Carrie was not ashamed of her battle. She was quite proud of it. She was a courageous survivor. She accepted the challenge and turned it into an opportunity to be heroic. She once stated, “The only lesson for me, or anybody, is that you have to get help."
That’s the thing we all have to remember - help is available. There is no reason why anyone should suffer. Seeking help is not a weakness. It takes a tremendous amount of courage, humility, strength, accountability, insight and self-awareness to reach out for and accept help. I think the strongest, healthiest people are those who take good care of themselves in all regards.
Carrie fought the stigma of mental health with wit and bravery. She was very open and candid about her struggles, and we can all thank her for that open spirit because no one should have to hide behind their feelings or struggles.
- Recent social withdrawal and loss of interest in others.
- A drop in functioning at work or school. For example, quitting sports, failing in school or having difficulty doing familiar tasks.
- Problems with concentration, memory or logical thought that are hard to explain.
- Heightened sensitivity to sights, sounds, smells or touch.
- Loss of initiative or desire to participate in any activity.
- A vague feeling of being disconnected from yourself or your surroundings—a sense of unreality.
- Illogical or magical thinking, such as exaggerated beliefs about personal powers to understand meanings or influence events.
- Fear or suspiciousness of others, or a strong nervous feeling.
- Uncharacteristic, peculiar behavior.
- Dramatic changes in sleep and appetite, or deterioration in personal hygiene.
- Rapid or dramatic shifts in feelings.
If you or someone you know is experiencing these signs, Crossing Rivers Health Center for Behavioral Health is here to help.

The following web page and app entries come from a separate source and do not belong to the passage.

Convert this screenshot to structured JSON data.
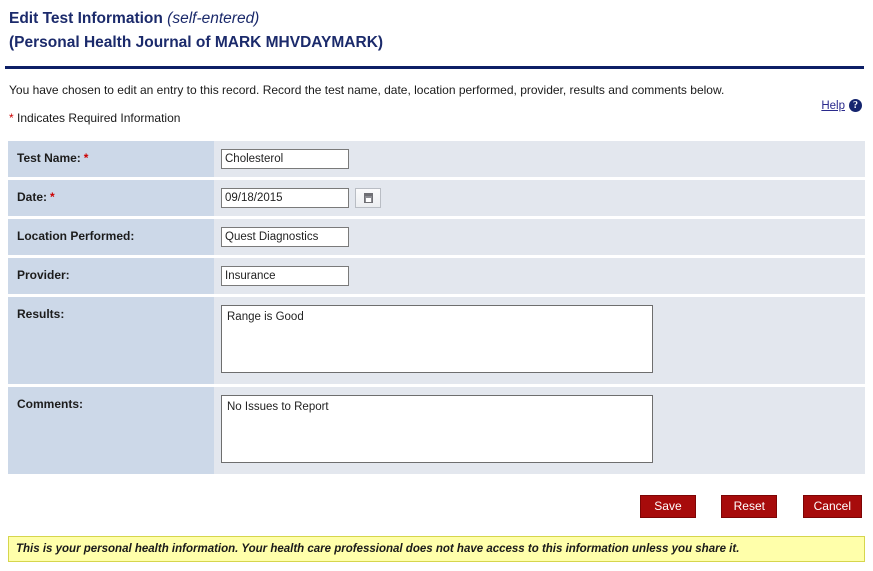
{
  "header": {
    "title_main": "Edit Test Information",
    "title_self_entered": "(self-entered)",
    "title_line2": "(Personal Health Journal of MARK MHVDAYMARK)"
  },
  "intro": {
    "description": "You have chosen to edit an entry to this record. Record the test name, date, location performed, provider, results and comments below.",
    "required_note_star": "*",
    "required_note": " Indicates Required Information"
  },
  "help": {
    "label": "Help",
    "icon": "question-mark-icon"
  },
  "form": {
    "rows": {
      "test_name": {
        "label": "Test Name:",
        "required_marker": "*",
        "value": "Cholesterol"
      },
      "date": {
        "label": "Date:",
        "required_marker": "*",
        "value": "09/18/2015",
        "calendar_icon": "calendar-icon"
      },
      "location_performed": {
        "label": "Location Performed:",
        "value": "Quest Diagnostics"
      },
      "provider": {
        "label": "Provider:",
        "value": "Insurance"
      },
      "results": {
        "label": "Results:",
        "value": "Range is Good"
      },
      "comments": {
        "label": "Comments:",
        "value": "No Issues to Report"
      }
    }
  },
  "buttons": {
    "save": "Save",
    "reset": "Reset",
    "cancel": "Cancel"
  },
  "footer": {
    "notice": "This is your personal health information. Your health care professional does not have access to this information unless you share it."
  },
  "colors": {
    "header_blue": "#1b2a6b",
    "rule_blue": "#0d1f66",
    "label_cell": "#ccd8e8",
    "field_cell": "#e3e7ee",
    "button_red": "#a70b0b",
    "notice_yellow": "#ffffaa",
    "required_red": "#cc0000",
    "link_blue": "#2a2a8c"
  }
}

Behavioral health services are available in the Prairie du Chien and Fennimore areas.
Be an advocate for yourself and the people you care about. Please contact us at 608.357.2525.